Like a cigarett and an empty coffee cup life without Christ is fleeting. Psalm 6:5 says, “For there is no remembrance of You in death; who can thank You in Sheol”. I am struck this morning by cut of that verse. What do we love? What is it that drives us toward truly living?
I am fearful that we all live so often motivated by the next thing we will partake in. That we are prone to wander as it may be from one fleeting sensation to the next. This even goes so far as our churches. How deep is mine, your faith? Why do we go to church? Why am I a pastor?
Have you ever just sat down and thought about how we answer questions? For me I think many times the answers to my questions come in their negative proposition. For example; here I think to myself… “how does it make me feel to think of never even recalling God?” Its frightening. To think about never waking to his word again, to contemplate an existence where there is no recollection of the love of Christ. Does that frighten you? it should… This is my thought for the day…

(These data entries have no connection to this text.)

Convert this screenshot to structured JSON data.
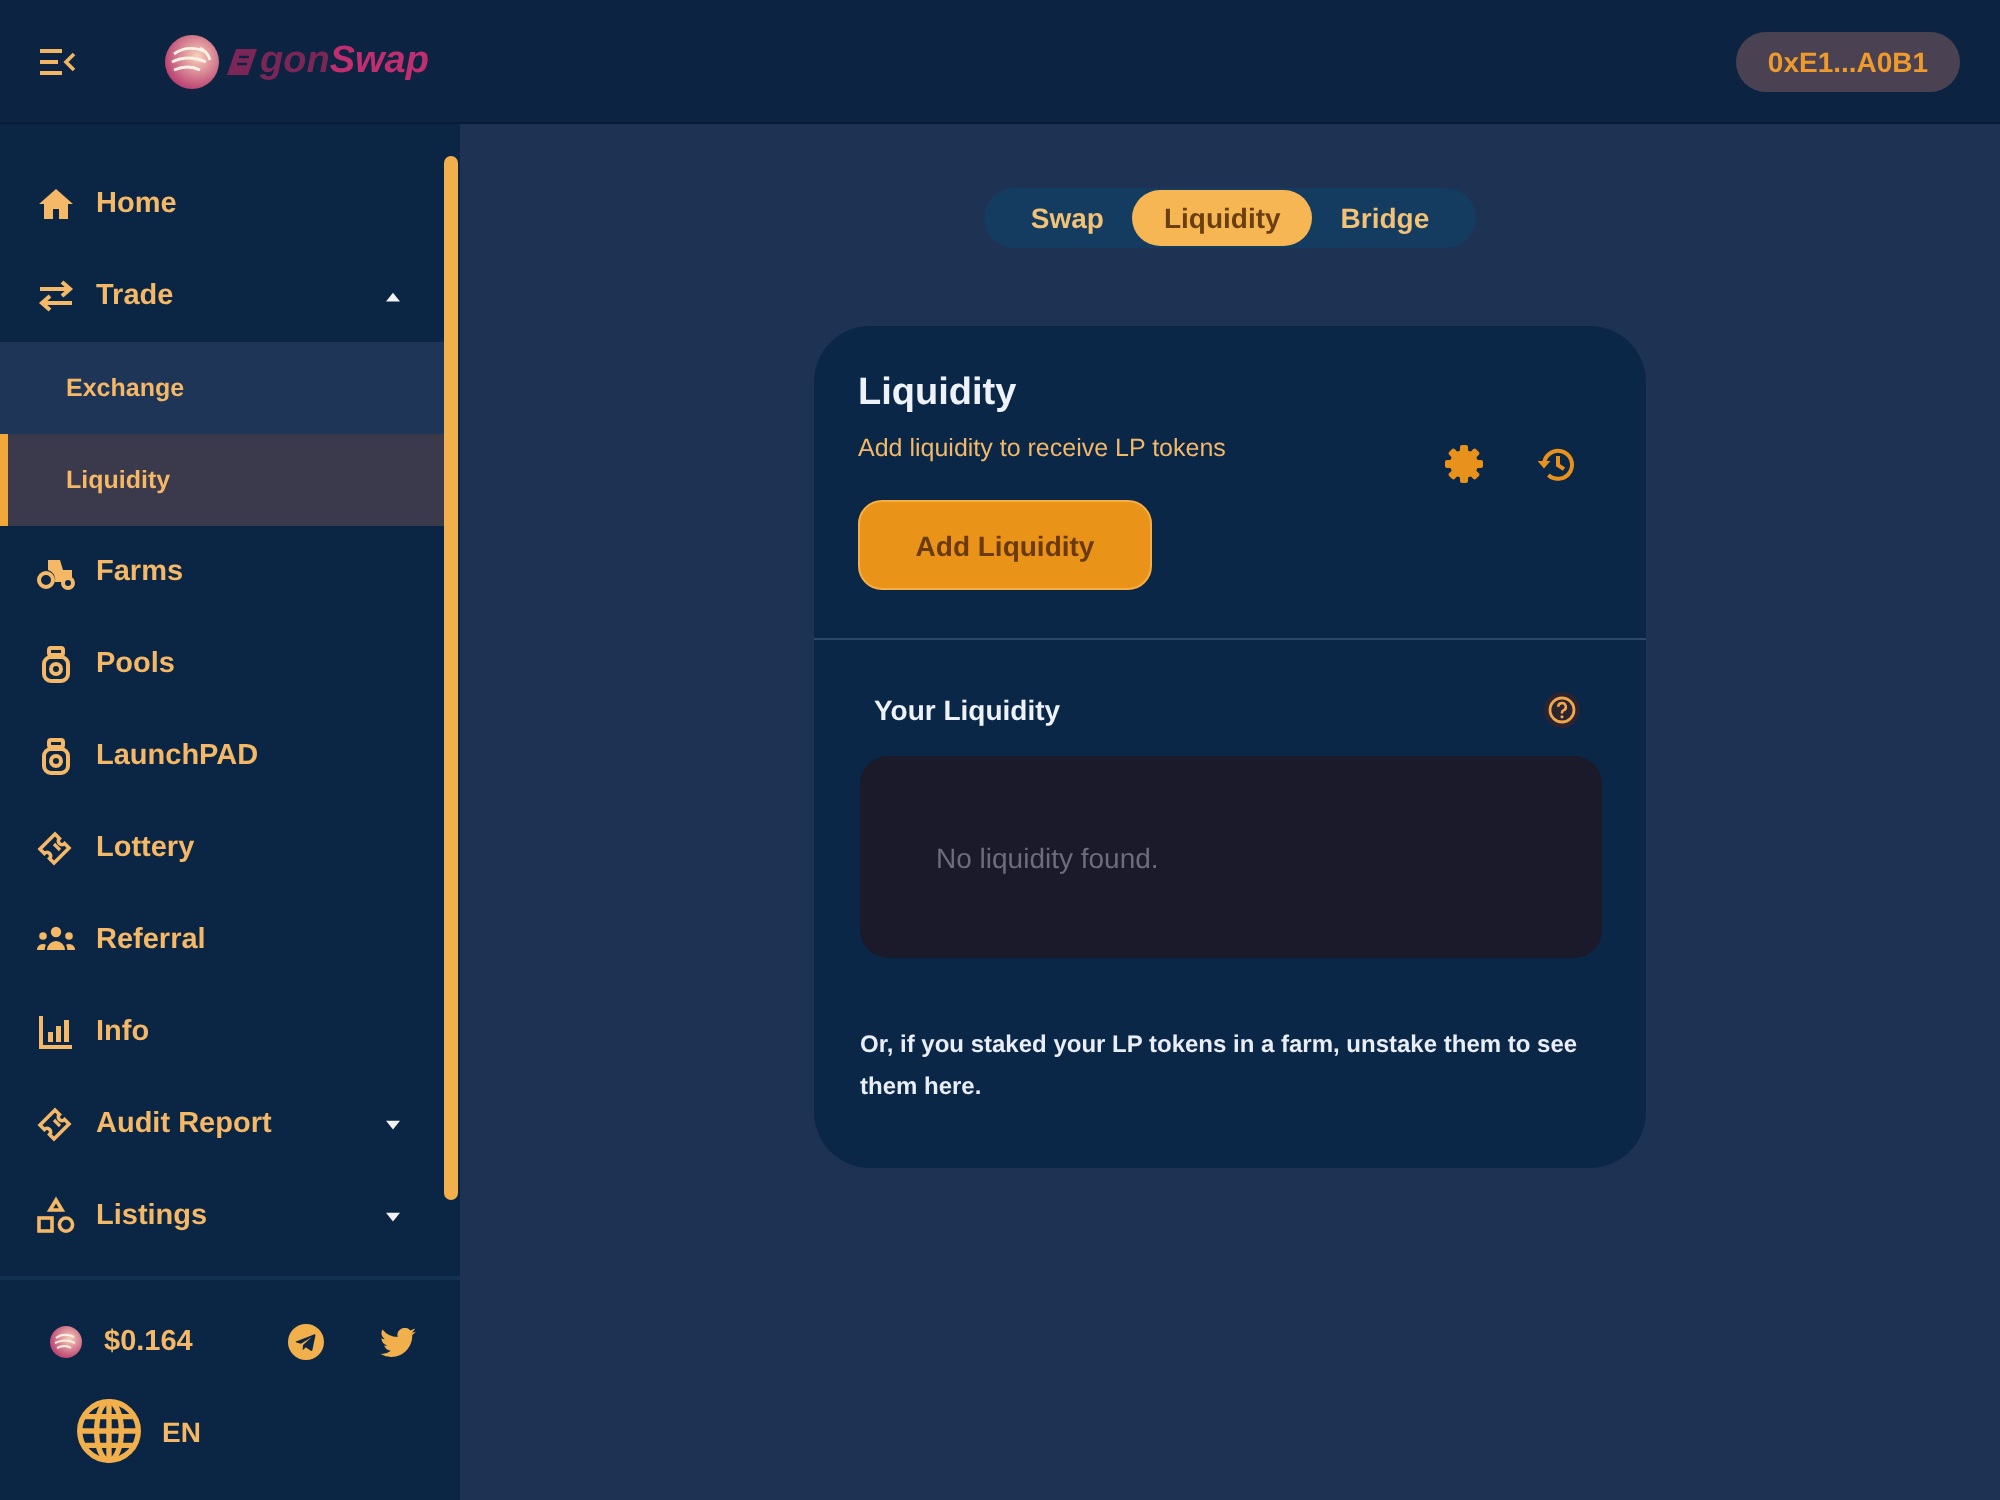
{
  "topbar": {
    "logo": {
      "text_start": "gon",
      "text_end": "Swap"
    },
    "wallet_address": "0xE1...A0B1"
  },
  "sidebar": {
    "items": [
      {
        "label": "Home",
        "kind": "link"
      },
      {
        "label": "Trade",
        "kind": "group",
        "expanded": true,
        "children": [
          {
            "label": "Exchange",
            "selected": false
          },
          {
            "label": "Liquidity",
            "selected": true
          }
        ]
      },
      {
        "label": "Farms",
        "kind": "link"
      },
      {
        "label": "Pools",
        "kind": "link"
      },
      {
        "label": "LaunchPAD",
        "kind": "link"
      },
      {
        "label": "Lottery",
        "kind": "link"
      },
      {
        "label": "Referral",
        "kind": "link"
      },
      {
        "label": "Info",
        "kind": "link"
      },
      {
        "label": "Audit Report",
        "kind": "group",
        "expanded": false
      },
      {
        "label": "Listings",
        "kind": "group",
        "expanded": false
      }
    ],
    "price": "$0.164",
    "language": "EN"
  },
  "tabs": [
    {
      "label": "Swap",
      "selected": false
    },
    {
      "label": "Liquidity",
      "selected": true
    },
    {
      "label": "Bridge",
      "selected": false
    }
  ],
  "card": {
    "title": "Liquidity",
    "subtitle": "Add liquidity to receive LP tokens",
    "add_button": "Add Liquidity",
    "your_liquidity": {
      "heading": "Your Liquidity",
      "empty_message": "No liquidity found.",
      "note": "Or, if you staked your LP tokens in a farm, unstake them to see them here."
    }
  }
}
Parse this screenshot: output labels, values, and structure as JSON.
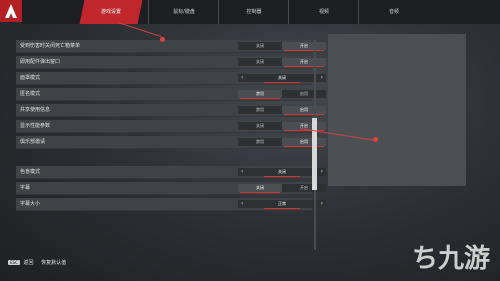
{
  "tabs": [
    {
      "label": "游戏设置",
      "active": true
    },
    {
      "label": "鼠标/键盘",
      "active": false
    },
    {
      "label": "控制器",
      "active": false
    },
    {
      "label": "视频",
      "active": false
    },
    {
      "label": "音频",
      "active": false
    }
  ],
  "settings": [
    {
      "label": "受到伤害时关闭死亡箱菜单",
      "type": "toggle",
      "opt1": "关闭",
      "opt2": "开启",
      "selected": 2
    },
    {
      "label": "即用配件弹出窗口",
      "type": "toggle",
      "opt1": "关闭",
      "opt2": "开启",
      "selected": 2
    },
    {
      "label": "面罩模式",
      "type": "select",
      "value": "关闭"
    },
    {
      "label": "匿名模式",
      "type": "toggle",
      "opt1": "禁用",
      "opt2": "启用",
      "selected": 1
    },
    {
      "label": "共享使用信息",
      "type": "toggle",
      "opt1": "禁用",
      "opt2": "启用",
      "selected": 2
    },
    {
      "label": "显示性能参数",
      "type": "toggle",
      "opt1": "关闭",
      "opt2": "开启",
      "selected": 2
    },
    {
      "label": "俱乐部邀请",
      "type": "toggle",
      "opt1": "禁用",
      "opt2": "启用",
      "selected": 2
    }
  ],
  "settings2": [
    {
      "label": "色盲模式",
      "type": "select",
      "value": "关闭"
    },
    {
      "label": "字幕",
      "type": "toggle",
      "opt1": "关闭",
      "opt2": "开启",
      "selected": 1
    },
    {
      "label": "字幕大小",
      "type": "select",
      "value": "正常"
    }
  ],
  "footer": {
    "key": "ESC",
    "back": "返回",
    "reset": "恢复默认值"
  },
  "watermark": "九游",
  "colors": {
    "accent": "#c0262b",
    "marker": "#e2403a"
  }
}
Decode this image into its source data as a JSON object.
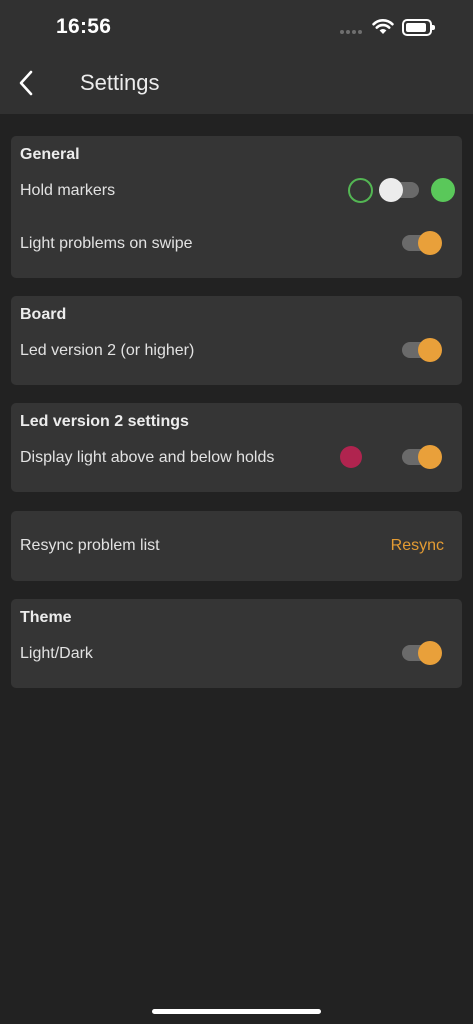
{
  "status_bar": {
    "time": "16:56"
  },
  "header": {
    "title": "Settings",
    "back_icon": "chevron-left-icon"
  },
  "colors": {
    "accent_orange": "#e9a03a",
    "hold_green": "#5ac85a",
    "hold_outline_green": "#53b653",
    "led_magenta": "#b0244f",
    "background": "#222222",
    "card": "#353535"
  },
  "sections": {
    "general": {
      "title": "General",
      "hold_markers": {
        "label": "Hold markers",
        "on": false
      },
      "light_problems": {
        "label": "Light problems on swipe",
        "on": true
      }
    },
    "board": {
      "title": "Board",
      "led_version": {
        "label": "Led version 2 (or higher)",
        "on": true
      }
    },
    "led_v2": {
      "title": "Led version 2 settings",
      "display_light": {
        "label": "Display light above and below holds",
        "on": true
      }
    },
    "resync": {
      "label": "Resync problem list",
      "button": "Resync"
    },
    "theme": {
      "title": "Theme",
      "light_dark": {
        "label": "Light/Dark",
        "on": true
      }
    }
  }
}
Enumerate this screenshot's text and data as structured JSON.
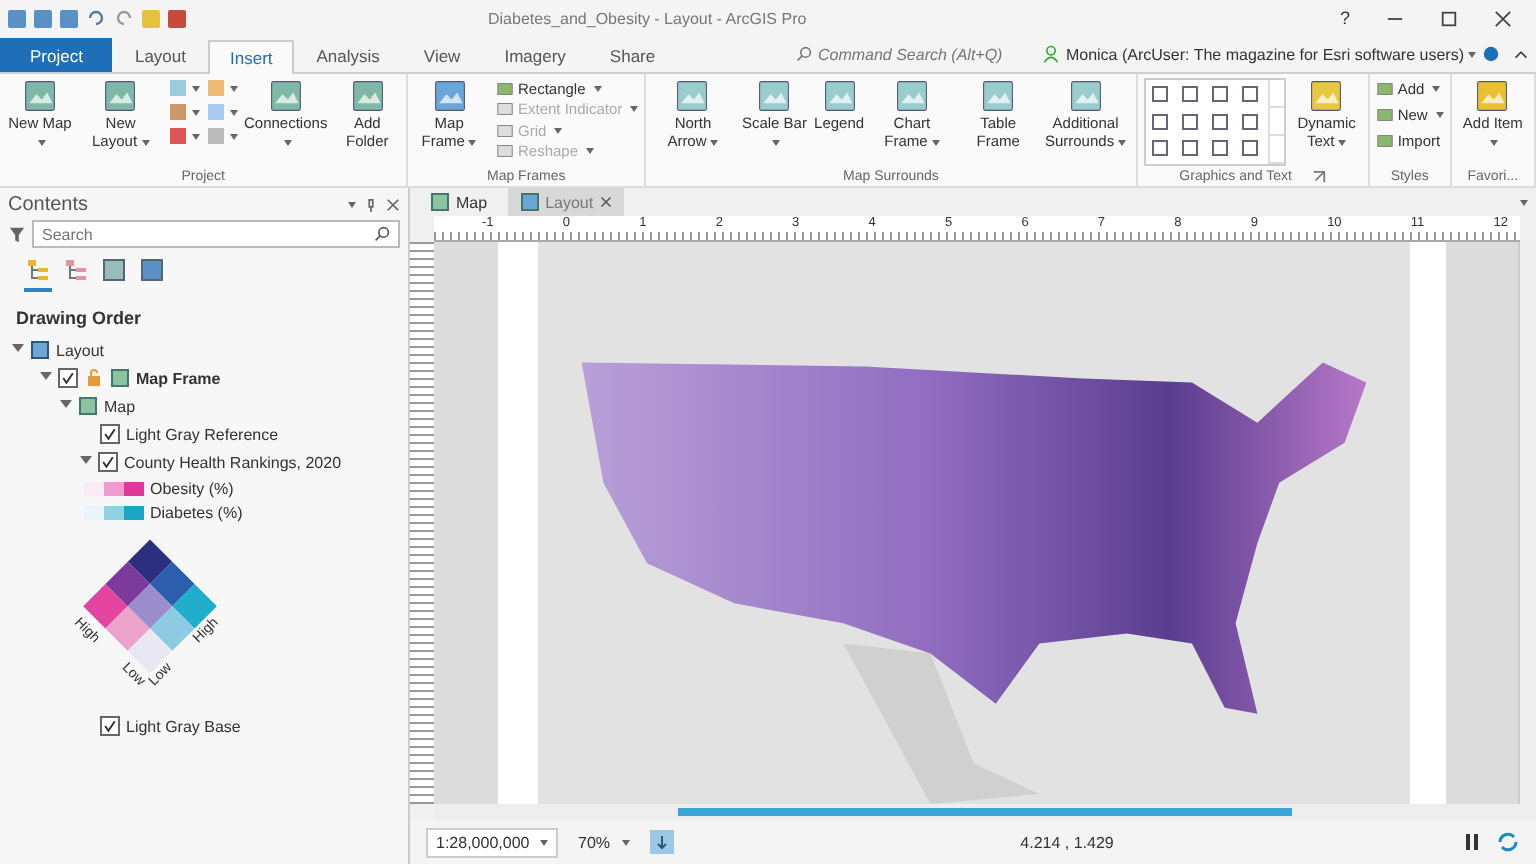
{
  "window": {
    "title": "Diabetes_and_Obesity - Layout - ArcGIS Pro",
    "help": "?"
  },
  "ribbon_tabs": [
    {
      "label": "Project",
      "kind": "file",
      "selected": false
    },
    {
      "label": "Layout",
      "kind": "tab",
      "selected": false
    },
    {
      "label": "Insert",
      "kind": "tab",
      "selected": true
    },
    {
      "label": "Analysis",
      "kind": "tab",
      "selected": false
    },
    {
      "label": "View",
      "kind": "tab",
      "selected": false
    },
    {
      "label": "Imagery",
      "kind": "tab",
      "selected": false
    },
    {
      "label": "Share",
      "kind": "tab",
      "selected": false
    }
  ],
  "command_search": {
    "placeholder": "Command Search (Alt+Q)"
  },
  "user": {
    "name": "Monica (ArcUser: The magazine for Esri software users)"
  },
  "ribbon_groups": [
    {
      "title": "Project",
      "buttons": [
        {
          "label": "New Map",
          "kind": "large",
          "dropdown": true
        },
        {
          "label": "New Layout",
          "kind": "large",
          "dropdown": true
        },
        {
          "kind": "icongrid"
        },
        {
          "label": "Connections",
          "kind": "large",
          "dropdown": true
        },
        {
          "label": "Add Folder",
          "kind": "large",
          "dropdown": false
        }
      ]
    },
    {
      "title": "Map Frames",
      "buttons": [
        {
          "label": "Map Frame",
          "kind": "large",
          "dropdown": true,
          "disabled": false
        },
        {
          "label": "Rectangle",
          "kind": "small",
          "dropdown": true,
          "disabled": false
        },
        {
          "label": "Extent Indicator",
          "kind": "small",
          "dropdown": true,
          "disabled": true
        },
        {
          "label": "Grid",
          "kind": "small",
          "dropdown": true,
          "disabled": true
        },
        {
          "label": "Reshape",
          "kind": "small",
          "dropdown": true,
          "disabled": true
        }
      ]
    },
    {
      "title": "Map Surrounds",
      "buttons": [
        {
          "label": "North Arrow",
          "kind": "large",
          "dropdown": true
        },
        {
          "label": "Scale Bar",
          "kind": "large",
          "dropdown": true
        },
        {
          "label": "Legend",
          "kind": "large",
          "dropdown": false
        },
        {
          "label": "Chart Frame",
          "kind": "large",
          "dropdown": true
        },
        {
          "label": "Table Frame",
          "kind": "large",
          "dropdown": false
        },
        {
          "label": "Additional Surrounds",
          "kind": "large",
          "dropdown": true
        }
      ]
    },
    {
      "title": "Graphics and Text",
      "launcher": true,
      "buttons": [
        {
          "kind": "gallery"
        },
        {
          "label": "Dynamic Text",
          "kind": "large",
          "dropdown": true
        }
      ]
    },
    {
      "title": "Styles",
      "buttons": [
        {
          "label": "Add",
          "kind": "small",
          "dropdown": true
        },
        {
          "label": "New",
          "kind": "small",
          "dropdown": true
        },
        {
          "label": "Import",
          "kind": "small",
          "dropdown": false
        }
      ]
    },
    {
      "title": "Favori...",
      "buttons": [
        {
          "label": "Add Item",
          "kind": "large",
          "dropdown": true
        }
      ]
    }
  ],
  "contents": {
    "title": "Contents",
    "search": {
      "placeholder": "Search"
    },
    "views": [
      {
        "selected": true
      },
      {
        "selected": false
      },
      {
        "selected": false
      },
      {
        "selected": false
      }
    ],
    "heading": "Drawing Order",
    "tree": [
      {
        "label": "Layout",
        "kind": "layout",
        "expanded": true,
        "children": [
          {
            "label": "Map Frame",
            "kind": "frame",
            "checked": true,
            "expanded": true,
            "children": [
              {
                "label": "Map",
                "kind": "map",
                "expanded": true,
                "children": [
                  {
                    "label": "Light Gray Reference",
                    "kind": "layer",
                    "checked": true
                  },
                  {
                    "label": "County Health Rankings, 2020",
                    "kind": "layer",
                    "checked": true,
                    "expanded": true,
                    "children": [
                      {
                        "label": "Obesity (%)",
                        "kind": "ramp",
                        "color": "#e0379a"
                      },
                      {
                        "label": "Diabetes (%)",
                        "kind": "ramp",
                        "color": "#1ba6c4"
                      },
                      {
                        "kind": "bivariate",
                        "labels": [
                          "High",
                          "Low",
                          "Low",
                          "High"
                        ]
                      }
                    ]
                  },
                  {
                    "label": "Light Gray Base",
                    "kind": "layer",
                    "checked": true
                  }
                ]
              }
            ]
          }
        ]
      }
    ]
  },
  "view_tabs": [
    {
      "label": "Map",
      "selected": false,
      "closable": false
    },
    {
      "label": "Layout",
      "selected": true,
      "closable": true
    }
  ],
  "ruler": [
    "-1",
    "0",
    "1",
    "2",
    "3",
    "4",
    "5",
    "6",
    "7",
    "8",
    "9",
    "10",
    "11",
    "12"
  ],
  "status_bar": {
    "scale": "1:28,000,000",
    "zoom": "70%",
    "coordinates": "4.214 , 1.429"
  }
}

Charles Spurgeon once said in talking on Christ’ call to man the following; “You have no belief and no repentance, -come to him, and he will give them to you. Come just as you are, and take “Freely”“. It strikes me as just plain odd that Spurgeon the great preacher of his day would say such a thing as this. How counter to our own concept of all things “christian” does this saying seem to be to our modern interpretation? We so often think that the process of faith in which one must “come” in faith in order to be counted as faithful. More so we carry this into our walk as believers. We do not ask because we don not believe. We do not trust because well, we don’t trust. However, Spurgeon here would scold us. This great man would in short profain us to go inspire of our unbelieving hearts, Spurgeon would say continue on good Christian soldier knowing that in spite of your unbelief God will carry you through. William Cowper in one of his many hymns and poems wrote, “Decide this doubt for me”… Is that not more the faith that we should have? One in which we might acknowledge our own insufficient faith, doubting often, as Cowper proclaimed but all the while pleading with God to “decide” the issue for us. In our modern church we have come to see faith as a standardized test. We think so often that we must ask and answer, seek and find. However, is this the model which we see in our faithful fathers before us? Did Abraham know the land before God showed him? Did Joseph know the Pharaohs graces before his terrible imprisonment? Did Moses know the other side of the sea before it had been split? Furthermore, were those acts defined and sustained by their faith? I would say decidedly no! The fact is that the acts were sustained not by some symbiotic relationship between man and God but rather by Gods power and care. Gods ability to prosper us is not based on our ability to be faithful. We have no faith apart from that given us by God. We call in spite of our trembling voice, we walk in spite of our weak knees, we carry on only because we know in the end God will be glorified and sustain Himself. He has latched our well-being to His glorification, that is why there is a covenant. If He could (and I say that lightly) fail us than His own covenant would be worthless. The greatest grace God has ever given man is that he has bound Himself to us by His word and sealed it with the blood of His own son. If we fail He fails, that is not an option.